Copy each line below exactly and leave the pictures out.

Top of GIVEN ENTRIES

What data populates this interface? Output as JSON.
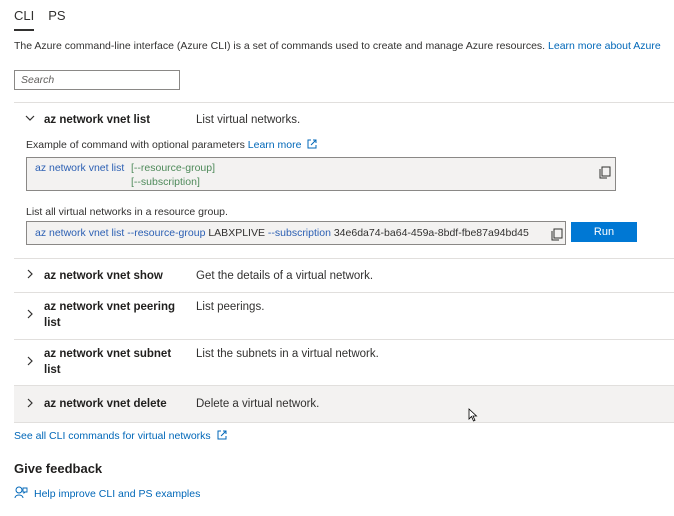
{
  "tabs": [
    {
      "label": "CLI",
      "active": true
    },
    {
      "label": "PS",
      "active": false
    }
  ],
  "intro": {
    "text": "The Azure command-line interface (Azure CLI) is a set of commands used to create and manage Azure resources.",
    "link": "Learn more about Azure"
  },
  "search": {
    "placeholder": "Search",
    "value": ""
  },
  "commands": [
    {
      "name": "az network vnet list",
      "description": "List virtual networks.",
      "expanded": true,
      "example_label": "Example of command with optional parameters",
      "learn_more": "Learn more",
      "example_cmd": "az network vnet list",
      "example_params": [
        "[--resource-group]",
        "[--subscription]"
      ],
      "list_label": "List all virtual networks in a resource group.",
      "run_cmd": "az network vnet list",
      "run_flag1": "--resource-group",
      "run_val1": "LABXPLIVE",
      "run_flag2": "--subscription",
      "run_val2": "34e6da74-ba64-459a-8bdf-fbe87a94bd45",
      "run_label": "Run"
    },
    {
      "name": "az network vnet show",
      "description": "Get the details of a virtual network."
    },
    {
      "name_line1": "az network vnet peering",
      "name_line2": "list",
      "description": "List peerings."
    },
    {
      "name_line1": "az network vnet subnet",
      "name_line2": "list",
      "description": "List the subnets in a virtual network."
    },
    {
      "name": "az network vnet delete",
      "description": "Delete a virtual network."
    }
  ],
  "see_all": "See all CLI commands for virtual networks",
  "feedback": {
    "title": "Give feedback",
    "link": "Help improve CLI and PS examples"
  },
  "icons": {
    "chevron_down": "chevron-down-icon",
    "chevron_right": "chevron-right-icon",
    "copy": "copy-icon",
    "external": "external-link-icon",
    "feedback": "feedback-icon"
  },
  "colors": {
    "link": "#0067b8",
    "run_button": "#0078d4",
    "code_bg": "#f3f2f1",
    "param_green": "#4e8a5a",
    "cmd_blue": "#2b5fb3"
  }
}
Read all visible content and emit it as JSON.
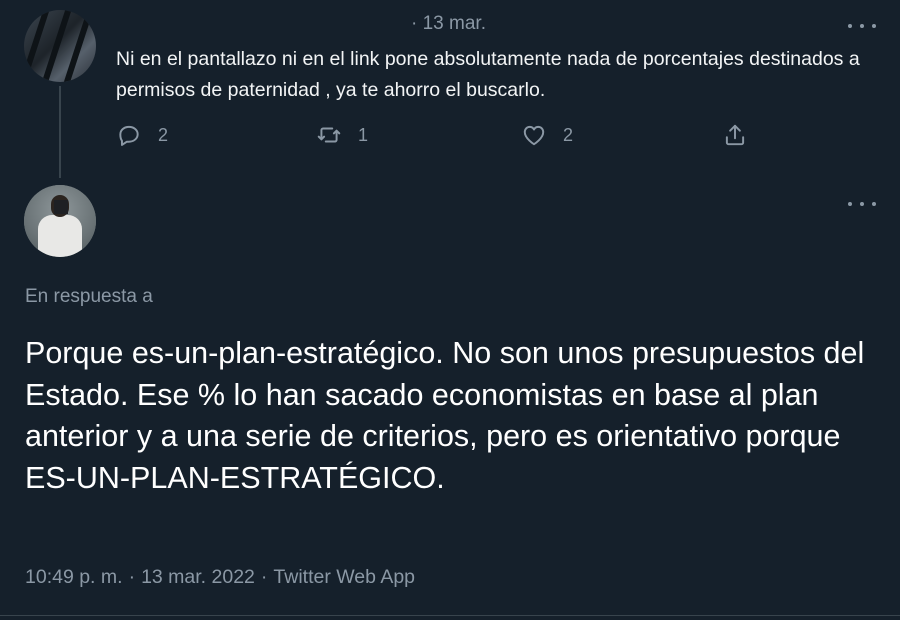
{
  "parent_tweet": {
    "date": "· 13 mar.",
    "text": "Ni en el pantallazo ni en el link pone absolutamente nada de porcentajes destinados a permisos de paternidad , ya te ahorro el buscarlo.",
    "actions": {
      "reply_count": "2",
      "retweet_count": "1",
      "like_count": "2"
    }
  },
  "reply_tweet": {
    "in_reply_to_label": "En respuesta a",
    "text": "Porque es-un-plan-estratégico. No son unos presupuestos del Estado. Ese % lo han sacado economistas en base al plan anterior y a una serie de criterios, pero es orientativo porque ES-UN-PLAN-ESTRATÉGICO.",
    "time": "10:49 p. m.",
    "date": "13 mar. 2022",
    "source": "Twitter Web App",
    "separator": "·"
  },
  "icons": {
    "reply": "reply-bubble-icon",
    "retweet": "retweet-icon",
    "like": "heart-icon",
    "share": "share-icon",
    "more": "more-dots-icon"
  },
  "colors": {
    "background": "#15202b",
    "secondary_text": "#8b98a5",
    "primary_text": "#ffffff",
    "divider": "#38444d"
  }
}
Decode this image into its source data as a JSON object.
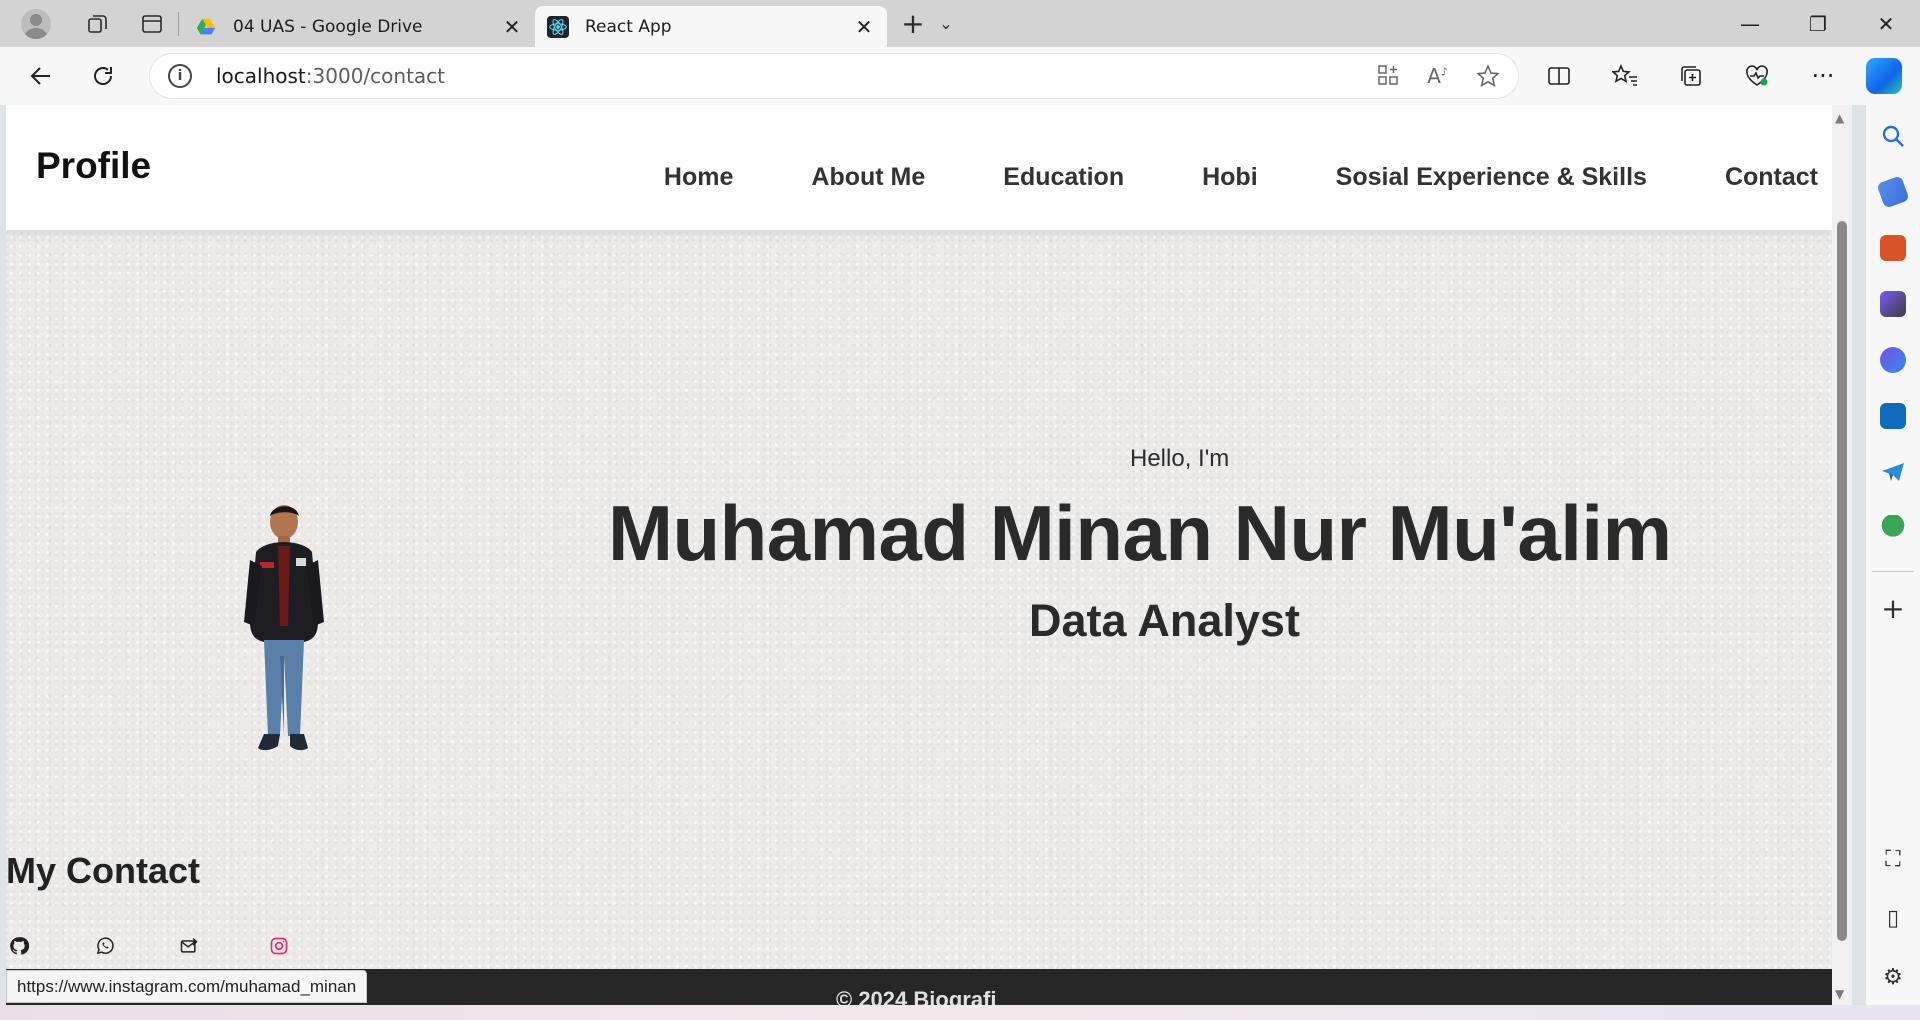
{
  "browser": {
    "tabs": [
      {
        "title": "04 UAS - Google Drive",
        "active": false,
        "favicon": "google-drive-icon"
      },
      {
        "title": "React App",
        "active": true,
        "favicon": "react-icon"
      }
    ],
    "url_host": "localhost",
    "url_path": ":3000/contact",
    "status_url": "https://www.instagram.com/muhamad_minan"
  },
  "site": {
    "brand": "Profile",
    "nav": [
      "Home",
      "About Me",
      "Education",
      "Hobi",
      "Sosial Experience & Skills",
      "Contact"
    ],
    "hero": {
      "greeting": "Hello, I'm",
      "name": "Muhamad Minan Nur Mu'alim",
      "role": "Data Analyst"
    },
    "contact_heading": "My Contact",
    "contact_icons": [
      "github-icon",
      "whatsapp-icon",
      "email-icon",
      "instagram-icon"
    ],
    "footer": "© 2024 Biografi"
  },
  "colors": {
    "nav_bg": "#ffffff",
    "page_bg": "#ecebea",
    "footer_bg": "#262626",
    "instagram": "#e1306c",
    "text_dark": "#2a2a2a"
  }
}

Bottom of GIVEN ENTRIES

WRITTEN SOLUTION:
What data populates this interface? Output as JSON.
{
  "tabs": [
    {
      "label": "CLI",
      "active": true
    },
    {
      "label": "PS",
      "active": false
    }
  ],
  "intro": {
    "text": "The Azure command-line interface (Azure CLI) is a set of commands used to create and manage Azure resources.",
    "link": "Learn more about Azure"
  },
  "search": {
    "placeholder": "Search",
    "value": ""
  },
  "commands": [
    {
      "name": "az network vnet list",
      "description": "List virtual networks.",
      "expanded": true,
      "example_label": "Example of command with optional parameters",
      "learn_more": "Learn more",
      "example_cmd": "az network vnet list",
      "example_params": [
        "[--resource-group]",
        "[--subscription]"
      ],
      "list_label": "List all virtual networks in a resource group.",
      "run_cmd": "az network vnet list",
      "run_flag1": "--resource-group",
      "run_val1": "LABXPLIVE",
      "run_flag2": "--subscription",
      "run_val2": "34e6da74-ba64-459a-8bdf-fbe87a94bd45",
      "run_label": "Run"
    },
    {
      "name": "az network vnet show",
      "description": "Get the details of a virtual network."
    },
    {
      "name_line1": "az network vnet peering",
      "name_line2": "list",
      "description": "List peerings."
    },
    {
      "name_line1": "az network vnet subnet",
      "name_line2": "list",
      "description": "List the subnets in a virtual network."
    },
    {
      "name": "az network vnet delete",
      "description": "Delete a virtual network."
    }
  ],
  "see_all": "See all CLI commands for virtual networks",
  "feedback": {
    "title": "Give feedback",
    "link": "Help improve CLI and PS examples"
  },
  "icons": {
    "chevron_down": "chevron-down-icon",
    "chevron_right": "chevron-right-icon",
    "copy": "copy-icon",
    "external": "external-link-icon",
    "feedback": "feedback-icon"
  },
  "colors": {
    "link": "#0067b8",
    "run_button": "#0078d4",
    "code_bg": "#f3f2f1",
    "param_green": "#4e8a5a",
    "cmd_blue": "#2b5fb3"
  }
}
Read all visible content and emit it as JSON.
{
  "parent_tweet": {
    "date": "· 13 mar.",
    "text": "Ni en el pantallazo ni en el link pone absolutamente nada de porcentajes destinados a permisos de paternidad , ya te ahorro el buscarlo.",
    "actions": {
      "reply_count": "2",
      "retweet_count": "1",
      "like_count": "2"
    }
  },
  "reply_tweet": {
    "in_reply_to_label": "En respuesta a",
    "text": "Porque es-un-plan-estratégico. No son unos presupuestos del Estado. Ese % lo han sacado economistas en base al plan anterior y a una serie de criterios, pero es orientativo porque ES-UN-PLAN-ESTRATÉGICO.",
    "time": "10:49 p. m.",
    "date": "13 mar. 2022",
    "source": "Twitter Web App",
    "separator": "·"
  },
  "icons": {
    "reply": "reply-bubble-icon",
    "retweet": "retweet-icon",
    "like": "heart-icon",
    "share": "share-icon",
    "more": "more-dots-icon"
  },
  "colors": {
    "background": "#15202b",
    "secondary_text": "#8b98a5",
    "primary_text": "#ffffff",
    "divider": "#38444d"
  }
}
Decode this image into its source data as a JSON object.
{
  "browser": {
    "tabs": [
      {
        "title": "04 UAS - Google Drive",
        "active": false,
        "favicon": "google-drive-icon"
      },
      {
        "title": "React App",
        "active": true,
        "favicon": "react-icon"
      }
    ],
    "url_host": "localhost",
    "url_path": ":3000/contact",
    "status_url": "https://www.instagram.com/muhamad_minan"
  },
  "site": {
    "brand": "Profile",
    "nav": [
      "Home",
      "About Me",
      "Education",
      "Hobi",
      "Sosial Experience & Skills",
      "Contact"
    ],
    "hero": {
      "greeting": "Hello, I'm",
      "name": "Muhamad Minan Nur Mu'alim",
      "role": "Data Analyst"
    },
    "contact_heading": "My Contact",
    "contact_icons": [
      "github-icon",
      "whatsapp-icon",
      "email-icon",
      "instagram-icon"
    ],
    "footer": "© 2024 Biografi"
  },
  "colors": {
    "nav_bg": "#ffffff",
    "page_bg": "#ecebea",
    "footer_bg": "#262626",
    "instagram": "#e1306c",
    "text_dark": "#2a2a2a"
  }
}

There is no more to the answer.